According to Hajji Zadeh, Ayatollah Khamenei “emphasised that the drones are not seen, but they collect information and thus striking and downing them was part of the serious demands of the Supreme Leader from the commanders”.
1600 GMT: Budget Watch. Back from an extended academic break to catch up with the day's news beyond the nuclear front....
The Ahmadinejad Government has presented a draft budget based on a 40% decrease in oil revenues to $30 billion.
The projection is down from $51 billion in 2012/13 and far below the $100 billion of earnings in the year ending in March 2012.
The budget seeks 7,305,000 billion Rials ($197 billion at the free-market rate; $595 billion at the official rate), a rise of 31%..
The draft did not give the exchange rate used in calculating the budget, significant because the Rial has lost 70% in value on the open market in the past year.
The bill, presented to Parliament after a delay of 84 days, does not give an estimate for oil exports in the next Iranian year starting on 21 March. An official said the budget was based on an oil price of $95 per barrel.
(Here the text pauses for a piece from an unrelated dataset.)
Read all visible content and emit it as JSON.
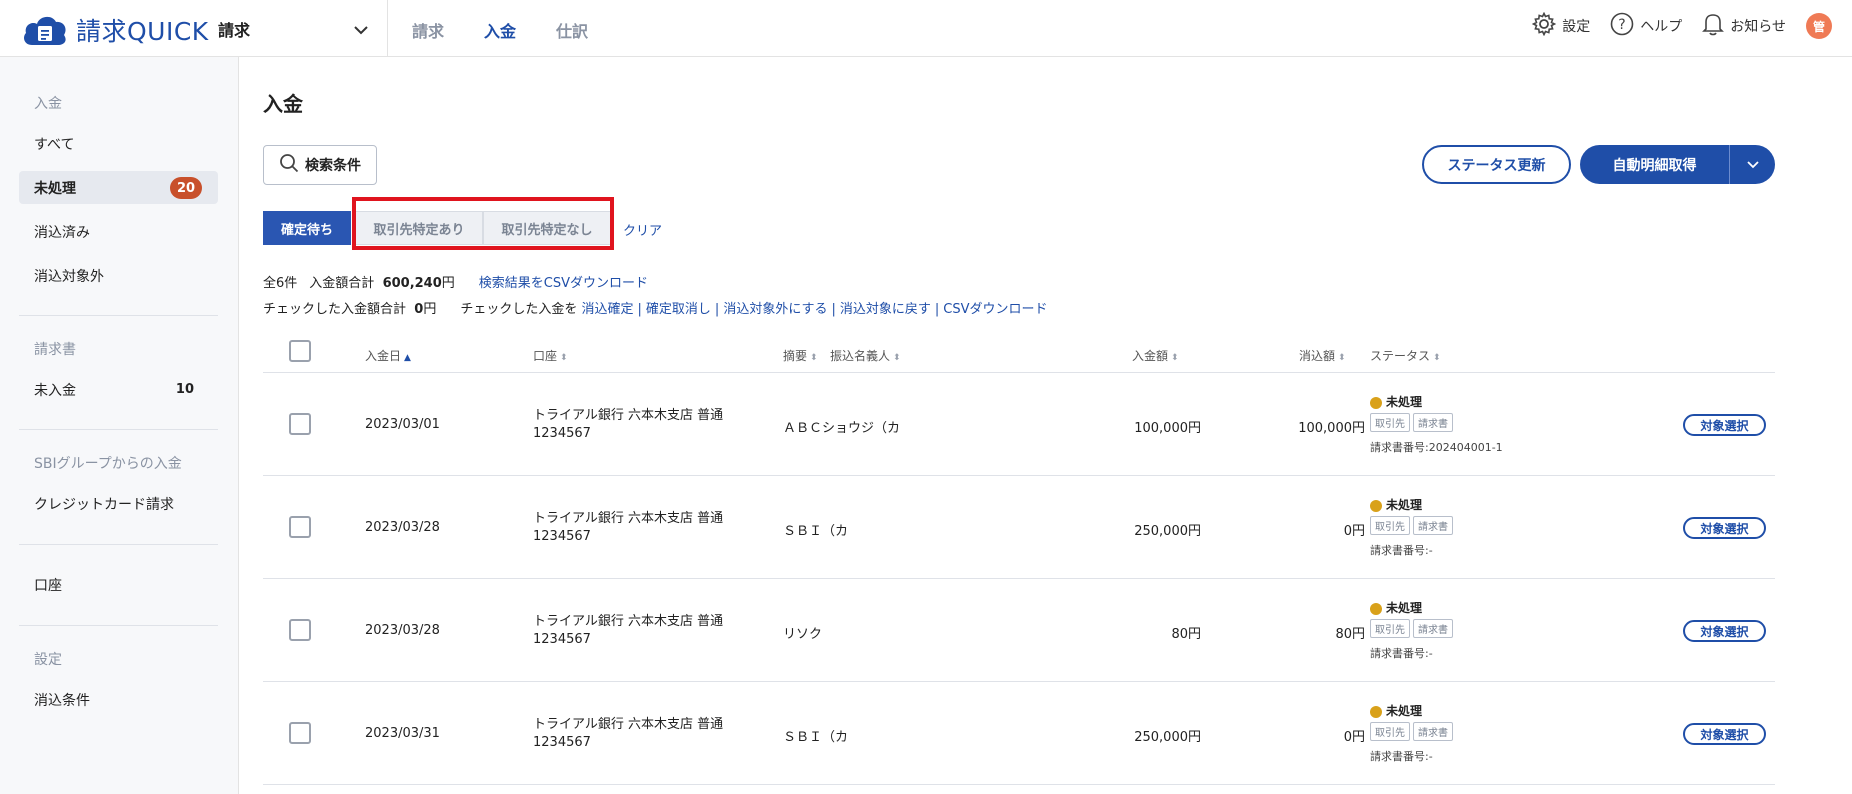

The decision to omit vital oil export and exchange rate figures was taken since their disclosure would have "political" repercussions and also create "problems", MP Jafar Qaderi said.
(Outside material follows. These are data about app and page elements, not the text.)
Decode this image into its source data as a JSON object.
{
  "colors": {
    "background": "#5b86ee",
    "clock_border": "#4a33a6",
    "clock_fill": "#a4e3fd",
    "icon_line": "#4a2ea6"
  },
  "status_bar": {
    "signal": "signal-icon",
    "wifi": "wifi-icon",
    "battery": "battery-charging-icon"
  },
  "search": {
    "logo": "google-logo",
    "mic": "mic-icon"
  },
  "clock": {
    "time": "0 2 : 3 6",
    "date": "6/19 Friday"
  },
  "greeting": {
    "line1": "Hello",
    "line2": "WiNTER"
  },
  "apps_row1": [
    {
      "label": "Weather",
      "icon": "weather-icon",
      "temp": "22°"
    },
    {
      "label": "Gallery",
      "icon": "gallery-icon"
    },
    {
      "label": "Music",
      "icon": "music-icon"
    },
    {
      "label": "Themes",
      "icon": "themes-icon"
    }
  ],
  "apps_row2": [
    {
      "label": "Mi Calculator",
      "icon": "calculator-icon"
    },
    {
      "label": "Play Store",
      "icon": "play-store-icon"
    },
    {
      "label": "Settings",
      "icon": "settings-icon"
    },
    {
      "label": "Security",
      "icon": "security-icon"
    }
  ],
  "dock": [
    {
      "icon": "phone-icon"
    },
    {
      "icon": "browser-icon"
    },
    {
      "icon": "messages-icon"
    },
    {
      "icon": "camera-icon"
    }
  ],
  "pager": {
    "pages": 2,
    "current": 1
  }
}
0700 GMT: Nuclear Watch. Wednesday opened with uncertainty but moved towards the "positive" in the nuclear talks between Iran and the 5+1 Powers (US, Britain, Germany, China, Russia, and France) in Kazakhstan.
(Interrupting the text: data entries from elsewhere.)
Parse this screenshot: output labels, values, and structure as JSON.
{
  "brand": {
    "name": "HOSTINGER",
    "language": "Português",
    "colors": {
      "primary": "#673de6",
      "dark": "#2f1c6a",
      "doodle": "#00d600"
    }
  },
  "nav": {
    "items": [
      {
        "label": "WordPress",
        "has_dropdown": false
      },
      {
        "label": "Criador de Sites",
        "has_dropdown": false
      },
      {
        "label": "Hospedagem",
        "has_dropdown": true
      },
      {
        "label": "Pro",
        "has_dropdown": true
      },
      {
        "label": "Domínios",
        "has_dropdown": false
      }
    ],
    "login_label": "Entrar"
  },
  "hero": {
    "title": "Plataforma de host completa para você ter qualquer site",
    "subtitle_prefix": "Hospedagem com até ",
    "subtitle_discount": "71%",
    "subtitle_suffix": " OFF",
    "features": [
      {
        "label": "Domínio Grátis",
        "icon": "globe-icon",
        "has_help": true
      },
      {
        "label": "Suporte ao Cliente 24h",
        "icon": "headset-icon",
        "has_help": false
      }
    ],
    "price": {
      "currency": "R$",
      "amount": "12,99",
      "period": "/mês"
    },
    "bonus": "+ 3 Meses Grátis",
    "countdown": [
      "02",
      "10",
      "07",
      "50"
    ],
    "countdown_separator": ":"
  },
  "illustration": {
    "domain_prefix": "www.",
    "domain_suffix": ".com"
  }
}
The turning point came with the press conference of Iran's lead negotiator, Saeed Jalili. Working with a prepared statement, Jalili used that key word "positive" in his assessment of the two days of formal and bilateral discussions. Foreign Minister Ali Akbar Salehi was even more upbeat.
There was no big, equivalent moment from the 5+1; however, US officials put out the message that the talks were "useful" and emphasised that they had made two significant shifts: 1) Iran did not have to ship out all its 20% uranium and could keep some of it for civilian use, such as medical isotopes: 2) the Fordoo enirchment plant would have to suspend 20% enrichment but would not have to close.
And, of course, both sides said that more talks are to come --- technical discussions on 17-18 March in Istanbul, followed by another high-level gathering on 5 April.
Still, the "positive" should come with more than a bit of caution. Western media, in their enthusiasm, missed the caveats that Jalili put on the outcome, such as ""The West should abandon its hostile behaviors against Iran" and ""We know our rights regarding enrichment".
And Iranian media, in contrast to the general consensus in its US and European counterparts, is divided in its response. State outlet Press TV is still effusive, featuring Wednesday's reaction from Foreign Minister Salehi, "I'm happy to say that the outcome of the meeting was positive, that it has been put on the right track and it is moving in the right direction, and that is important."
However, State news agency IRNA is silent, possibly because of its support for President Ahmadinejad, who has been cut out of this process. So is the Iranian Students News Agency. Fars News, linked to the Revolutonary Guards, is edgier this morning after a warm reception on Tuesday for the announcement of the next talks.
Later this morning, we will have two analyses considering What We Do and Do Not Know about the outcome in Kazakhstan and what comes next.